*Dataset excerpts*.
_ _ _
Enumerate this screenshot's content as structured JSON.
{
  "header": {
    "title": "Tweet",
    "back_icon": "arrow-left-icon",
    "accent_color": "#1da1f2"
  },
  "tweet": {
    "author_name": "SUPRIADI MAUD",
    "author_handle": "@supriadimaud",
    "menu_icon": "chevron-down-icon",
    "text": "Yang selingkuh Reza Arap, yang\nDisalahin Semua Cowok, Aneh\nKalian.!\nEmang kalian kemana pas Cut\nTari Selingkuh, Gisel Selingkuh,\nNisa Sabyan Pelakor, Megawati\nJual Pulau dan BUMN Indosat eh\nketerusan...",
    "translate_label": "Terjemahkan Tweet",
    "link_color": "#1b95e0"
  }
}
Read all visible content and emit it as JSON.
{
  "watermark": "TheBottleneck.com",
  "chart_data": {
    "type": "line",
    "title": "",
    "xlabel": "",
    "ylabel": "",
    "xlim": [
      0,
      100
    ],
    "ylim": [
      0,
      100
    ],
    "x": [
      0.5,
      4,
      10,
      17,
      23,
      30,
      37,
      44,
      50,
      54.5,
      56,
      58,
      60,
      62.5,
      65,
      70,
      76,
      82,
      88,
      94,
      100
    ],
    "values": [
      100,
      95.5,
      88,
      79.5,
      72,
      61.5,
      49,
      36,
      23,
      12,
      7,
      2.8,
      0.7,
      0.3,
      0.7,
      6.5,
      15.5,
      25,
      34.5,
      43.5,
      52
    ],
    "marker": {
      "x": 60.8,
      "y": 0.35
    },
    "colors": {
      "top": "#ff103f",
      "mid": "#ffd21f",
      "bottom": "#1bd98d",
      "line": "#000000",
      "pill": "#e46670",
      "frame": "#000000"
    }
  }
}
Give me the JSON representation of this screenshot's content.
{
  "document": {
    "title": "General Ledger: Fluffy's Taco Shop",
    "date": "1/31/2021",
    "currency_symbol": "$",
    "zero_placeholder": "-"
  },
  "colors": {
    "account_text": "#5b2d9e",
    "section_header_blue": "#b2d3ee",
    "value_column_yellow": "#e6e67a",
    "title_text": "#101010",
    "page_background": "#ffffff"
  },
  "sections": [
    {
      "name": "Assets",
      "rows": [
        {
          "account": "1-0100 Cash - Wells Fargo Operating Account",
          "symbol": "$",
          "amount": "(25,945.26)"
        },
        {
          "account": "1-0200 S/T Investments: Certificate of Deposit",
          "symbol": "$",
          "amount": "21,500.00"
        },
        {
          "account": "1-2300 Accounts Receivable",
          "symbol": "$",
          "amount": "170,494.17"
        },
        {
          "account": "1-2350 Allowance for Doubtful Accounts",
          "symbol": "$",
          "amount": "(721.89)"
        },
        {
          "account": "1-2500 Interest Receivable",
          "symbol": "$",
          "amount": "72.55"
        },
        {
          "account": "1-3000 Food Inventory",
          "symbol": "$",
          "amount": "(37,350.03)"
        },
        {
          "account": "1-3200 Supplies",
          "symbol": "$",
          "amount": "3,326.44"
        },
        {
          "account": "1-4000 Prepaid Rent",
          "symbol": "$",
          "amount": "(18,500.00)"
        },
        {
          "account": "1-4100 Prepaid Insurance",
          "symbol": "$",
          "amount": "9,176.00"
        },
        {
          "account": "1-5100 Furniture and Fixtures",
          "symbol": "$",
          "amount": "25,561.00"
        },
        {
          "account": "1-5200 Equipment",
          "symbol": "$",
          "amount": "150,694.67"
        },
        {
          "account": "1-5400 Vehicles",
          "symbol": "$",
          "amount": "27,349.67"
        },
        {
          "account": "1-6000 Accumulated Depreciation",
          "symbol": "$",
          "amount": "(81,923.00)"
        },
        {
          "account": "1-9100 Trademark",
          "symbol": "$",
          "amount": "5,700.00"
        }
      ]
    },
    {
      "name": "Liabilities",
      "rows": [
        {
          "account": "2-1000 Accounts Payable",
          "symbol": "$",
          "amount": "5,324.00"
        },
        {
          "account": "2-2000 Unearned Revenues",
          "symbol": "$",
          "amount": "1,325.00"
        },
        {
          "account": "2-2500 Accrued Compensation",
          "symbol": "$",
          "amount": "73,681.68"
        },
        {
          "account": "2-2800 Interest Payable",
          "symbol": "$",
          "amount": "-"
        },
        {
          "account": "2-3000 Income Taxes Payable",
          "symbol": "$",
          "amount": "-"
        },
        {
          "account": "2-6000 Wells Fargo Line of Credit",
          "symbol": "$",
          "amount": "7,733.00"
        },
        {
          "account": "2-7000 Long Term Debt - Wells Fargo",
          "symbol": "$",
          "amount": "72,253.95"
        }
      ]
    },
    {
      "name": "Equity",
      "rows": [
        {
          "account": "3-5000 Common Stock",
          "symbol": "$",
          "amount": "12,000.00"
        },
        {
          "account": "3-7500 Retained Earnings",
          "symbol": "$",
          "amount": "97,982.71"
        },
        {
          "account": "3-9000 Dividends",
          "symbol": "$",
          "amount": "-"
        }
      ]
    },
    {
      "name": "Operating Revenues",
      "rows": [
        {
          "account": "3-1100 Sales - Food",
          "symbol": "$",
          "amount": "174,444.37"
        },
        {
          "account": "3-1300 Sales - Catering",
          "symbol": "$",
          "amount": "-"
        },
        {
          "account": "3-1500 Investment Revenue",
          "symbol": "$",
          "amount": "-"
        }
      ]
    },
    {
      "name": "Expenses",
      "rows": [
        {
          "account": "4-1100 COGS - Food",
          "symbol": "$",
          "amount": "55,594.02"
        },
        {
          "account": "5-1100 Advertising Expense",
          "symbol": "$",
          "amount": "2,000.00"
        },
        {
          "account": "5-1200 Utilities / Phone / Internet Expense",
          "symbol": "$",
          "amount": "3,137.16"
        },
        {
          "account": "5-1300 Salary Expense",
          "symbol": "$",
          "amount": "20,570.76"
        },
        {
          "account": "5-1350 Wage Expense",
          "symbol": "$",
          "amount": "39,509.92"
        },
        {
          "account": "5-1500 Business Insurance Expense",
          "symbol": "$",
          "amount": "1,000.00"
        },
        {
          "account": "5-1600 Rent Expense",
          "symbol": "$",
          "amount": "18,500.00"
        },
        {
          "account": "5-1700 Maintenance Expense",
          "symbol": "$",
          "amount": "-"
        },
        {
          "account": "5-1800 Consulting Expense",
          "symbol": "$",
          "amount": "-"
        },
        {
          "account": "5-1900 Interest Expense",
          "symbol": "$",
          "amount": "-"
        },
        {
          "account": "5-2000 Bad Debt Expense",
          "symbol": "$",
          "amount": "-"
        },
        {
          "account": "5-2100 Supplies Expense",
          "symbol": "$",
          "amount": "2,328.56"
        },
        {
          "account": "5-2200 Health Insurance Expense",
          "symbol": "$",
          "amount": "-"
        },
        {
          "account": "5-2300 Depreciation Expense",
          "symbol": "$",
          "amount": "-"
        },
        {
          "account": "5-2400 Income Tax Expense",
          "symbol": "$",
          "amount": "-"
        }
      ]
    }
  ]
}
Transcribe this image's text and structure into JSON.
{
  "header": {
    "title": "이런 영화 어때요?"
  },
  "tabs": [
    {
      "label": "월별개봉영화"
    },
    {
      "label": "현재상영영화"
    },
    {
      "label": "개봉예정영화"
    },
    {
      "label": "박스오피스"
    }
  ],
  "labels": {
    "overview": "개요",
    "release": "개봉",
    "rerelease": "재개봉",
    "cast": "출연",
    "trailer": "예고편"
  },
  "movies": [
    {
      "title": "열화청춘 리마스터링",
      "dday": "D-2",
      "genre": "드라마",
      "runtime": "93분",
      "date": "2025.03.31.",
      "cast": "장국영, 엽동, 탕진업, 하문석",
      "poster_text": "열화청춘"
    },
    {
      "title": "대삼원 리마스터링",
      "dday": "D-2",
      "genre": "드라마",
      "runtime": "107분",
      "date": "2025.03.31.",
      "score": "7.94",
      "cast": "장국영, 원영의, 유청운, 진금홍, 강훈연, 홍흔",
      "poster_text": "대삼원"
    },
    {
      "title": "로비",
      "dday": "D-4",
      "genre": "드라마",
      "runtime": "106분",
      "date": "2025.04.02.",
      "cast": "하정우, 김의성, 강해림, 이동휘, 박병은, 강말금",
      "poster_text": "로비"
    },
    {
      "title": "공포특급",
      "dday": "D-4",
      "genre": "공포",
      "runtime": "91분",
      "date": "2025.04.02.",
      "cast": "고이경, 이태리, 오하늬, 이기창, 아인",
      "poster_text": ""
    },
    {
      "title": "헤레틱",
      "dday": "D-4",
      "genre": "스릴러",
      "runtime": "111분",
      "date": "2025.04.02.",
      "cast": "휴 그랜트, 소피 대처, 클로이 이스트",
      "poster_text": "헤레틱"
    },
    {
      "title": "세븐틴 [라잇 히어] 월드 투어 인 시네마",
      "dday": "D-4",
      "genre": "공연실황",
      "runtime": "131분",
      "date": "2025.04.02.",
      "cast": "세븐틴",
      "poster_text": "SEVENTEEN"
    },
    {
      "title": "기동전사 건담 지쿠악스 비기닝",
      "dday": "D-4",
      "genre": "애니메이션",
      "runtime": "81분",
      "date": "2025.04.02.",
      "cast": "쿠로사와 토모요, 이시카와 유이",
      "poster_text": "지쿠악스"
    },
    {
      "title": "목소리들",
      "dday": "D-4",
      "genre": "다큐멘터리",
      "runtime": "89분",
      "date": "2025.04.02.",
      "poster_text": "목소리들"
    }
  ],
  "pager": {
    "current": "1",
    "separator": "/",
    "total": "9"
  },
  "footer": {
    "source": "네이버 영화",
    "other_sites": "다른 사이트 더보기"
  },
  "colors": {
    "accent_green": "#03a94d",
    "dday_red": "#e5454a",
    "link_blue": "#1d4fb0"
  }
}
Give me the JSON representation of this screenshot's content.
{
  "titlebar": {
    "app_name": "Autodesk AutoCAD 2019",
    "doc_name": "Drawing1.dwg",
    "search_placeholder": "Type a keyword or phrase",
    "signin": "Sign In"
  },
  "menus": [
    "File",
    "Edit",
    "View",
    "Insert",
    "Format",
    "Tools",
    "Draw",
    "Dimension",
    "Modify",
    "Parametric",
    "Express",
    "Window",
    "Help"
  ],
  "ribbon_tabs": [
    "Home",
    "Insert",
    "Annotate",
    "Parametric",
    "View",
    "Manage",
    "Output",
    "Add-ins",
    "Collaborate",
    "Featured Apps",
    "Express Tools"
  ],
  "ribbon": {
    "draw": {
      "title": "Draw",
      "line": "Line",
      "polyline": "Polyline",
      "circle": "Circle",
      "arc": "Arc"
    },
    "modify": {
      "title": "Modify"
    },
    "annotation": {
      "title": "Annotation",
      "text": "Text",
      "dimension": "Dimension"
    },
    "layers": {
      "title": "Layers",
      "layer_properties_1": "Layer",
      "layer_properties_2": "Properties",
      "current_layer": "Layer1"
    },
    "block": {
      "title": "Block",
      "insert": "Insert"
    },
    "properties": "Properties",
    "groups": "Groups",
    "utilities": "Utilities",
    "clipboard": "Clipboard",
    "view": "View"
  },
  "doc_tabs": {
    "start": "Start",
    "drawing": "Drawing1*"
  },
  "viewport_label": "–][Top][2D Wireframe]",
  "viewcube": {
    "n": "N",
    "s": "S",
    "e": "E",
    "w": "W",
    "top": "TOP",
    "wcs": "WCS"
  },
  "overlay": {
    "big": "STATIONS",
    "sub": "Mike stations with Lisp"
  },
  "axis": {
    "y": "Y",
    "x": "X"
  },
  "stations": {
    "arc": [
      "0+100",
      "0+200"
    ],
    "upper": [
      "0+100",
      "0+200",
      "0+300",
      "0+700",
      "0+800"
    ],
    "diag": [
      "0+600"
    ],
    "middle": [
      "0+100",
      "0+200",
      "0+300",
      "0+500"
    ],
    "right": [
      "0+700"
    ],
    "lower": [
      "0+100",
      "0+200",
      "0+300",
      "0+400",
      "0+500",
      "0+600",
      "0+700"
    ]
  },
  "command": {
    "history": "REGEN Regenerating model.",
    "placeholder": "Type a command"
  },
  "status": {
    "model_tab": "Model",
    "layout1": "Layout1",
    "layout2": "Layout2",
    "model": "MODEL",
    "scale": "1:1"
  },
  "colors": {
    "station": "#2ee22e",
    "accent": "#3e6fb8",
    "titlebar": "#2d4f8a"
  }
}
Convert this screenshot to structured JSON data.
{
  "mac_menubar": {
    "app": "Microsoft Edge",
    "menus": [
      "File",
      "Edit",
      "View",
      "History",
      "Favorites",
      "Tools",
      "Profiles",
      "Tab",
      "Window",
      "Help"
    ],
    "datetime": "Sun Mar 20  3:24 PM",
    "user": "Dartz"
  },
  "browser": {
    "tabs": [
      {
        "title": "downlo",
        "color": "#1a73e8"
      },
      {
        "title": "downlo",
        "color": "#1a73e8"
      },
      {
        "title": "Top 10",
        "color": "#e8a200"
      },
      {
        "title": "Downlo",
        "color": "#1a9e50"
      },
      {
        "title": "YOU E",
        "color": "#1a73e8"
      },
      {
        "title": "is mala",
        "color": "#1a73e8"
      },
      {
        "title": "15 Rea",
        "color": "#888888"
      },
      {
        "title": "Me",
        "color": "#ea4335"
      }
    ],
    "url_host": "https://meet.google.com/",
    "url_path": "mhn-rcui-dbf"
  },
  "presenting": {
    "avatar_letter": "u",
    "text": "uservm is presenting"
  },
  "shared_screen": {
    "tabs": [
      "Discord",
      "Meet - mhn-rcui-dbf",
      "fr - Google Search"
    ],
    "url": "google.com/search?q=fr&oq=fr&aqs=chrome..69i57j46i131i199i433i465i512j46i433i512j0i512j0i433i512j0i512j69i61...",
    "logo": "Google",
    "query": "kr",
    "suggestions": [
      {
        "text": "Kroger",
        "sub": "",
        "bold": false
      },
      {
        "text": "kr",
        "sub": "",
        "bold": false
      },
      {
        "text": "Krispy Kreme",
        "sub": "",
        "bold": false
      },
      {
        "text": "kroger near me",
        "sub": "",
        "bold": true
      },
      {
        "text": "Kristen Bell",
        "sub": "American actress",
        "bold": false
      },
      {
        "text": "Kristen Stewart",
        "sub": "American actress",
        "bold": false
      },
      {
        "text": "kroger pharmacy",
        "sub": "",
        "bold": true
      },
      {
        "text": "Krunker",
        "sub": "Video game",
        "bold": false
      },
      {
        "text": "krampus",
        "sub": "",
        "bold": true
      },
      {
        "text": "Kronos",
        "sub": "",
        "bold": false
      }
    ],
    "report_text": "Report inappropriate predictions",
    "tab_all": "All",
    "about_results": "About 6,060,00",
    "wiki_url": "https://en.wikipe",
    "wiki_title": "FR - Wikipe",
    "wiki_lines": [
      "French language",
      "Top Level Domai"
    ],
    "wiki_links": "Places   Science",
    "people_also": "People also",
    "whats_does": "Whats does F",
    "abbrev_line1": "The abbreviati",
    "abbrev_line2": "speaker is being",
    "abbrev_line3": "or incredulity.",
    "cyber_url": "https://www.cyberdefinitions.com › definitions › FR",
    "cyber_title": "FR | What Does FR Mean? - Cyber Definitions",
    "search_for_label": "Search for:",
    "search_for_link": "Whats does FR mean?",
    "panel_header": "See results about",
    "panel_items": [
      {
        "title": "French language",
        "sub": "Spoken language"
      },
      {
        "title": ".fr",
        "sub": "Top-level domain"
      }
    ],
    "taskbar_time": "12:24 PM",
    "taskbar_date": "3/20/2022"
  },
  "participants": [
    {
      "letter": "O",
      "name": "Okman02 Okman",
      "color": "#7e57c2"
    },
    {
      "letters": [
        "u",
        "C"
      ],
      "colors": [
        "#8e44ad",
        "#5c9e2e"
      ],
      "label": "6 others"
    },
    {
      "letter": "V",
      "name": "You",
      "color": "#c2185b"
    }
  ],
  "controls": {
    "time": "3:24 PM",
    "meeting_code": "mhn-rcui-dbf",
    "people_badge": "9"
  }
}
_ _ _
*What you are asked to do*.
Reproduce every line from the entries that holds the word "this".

*Written reply*.
Enumerate this screenshot's content as structured JSON.
Give me the JSON representation of this screenshot's content.
Transcribe this image's text and structure into JSON.
Give me the JSON representation of this screenshot's content.
Convert this screenshot to structured JSON data.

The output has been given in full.